- _DATA_

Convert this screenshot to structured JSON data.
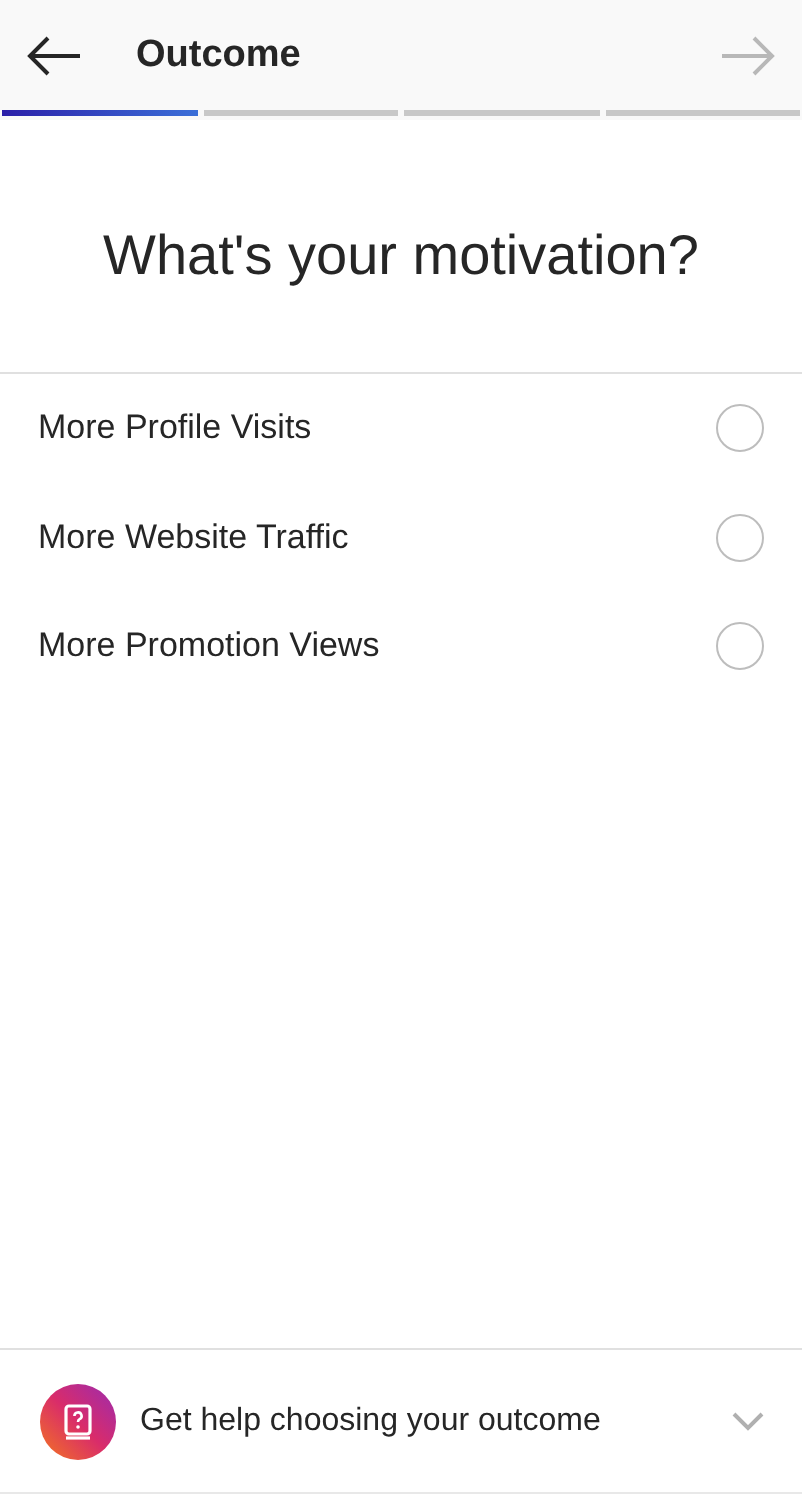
{
  "header": {
    "title": "Outcome",
    "next_disabled": true
  },
  "progress": [
    {
      "active": true
    },
    {
      "active": false
    },
    {
      "active": false
    },
    {
      "active": false
    }
  ],
  "question": "What's your motivation?",
  "options": [
    {
      "label": "More Profile Visits",
      "selected": false
    },
    {
      "label": "More Website Traffic",
      "selected": false
    },
    {
      "label": "More Promotion Views",
      "selected": false
    }
  ],
  "help": {
    "label": "Get help choosing your outcome",
    "expanded": false
  }
}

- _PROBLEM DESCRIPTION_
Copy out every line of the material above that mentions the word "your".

- _WORKED SOLUTION_
  "question": "What's your motivation?",
    "label": "Get help choosing your outcome",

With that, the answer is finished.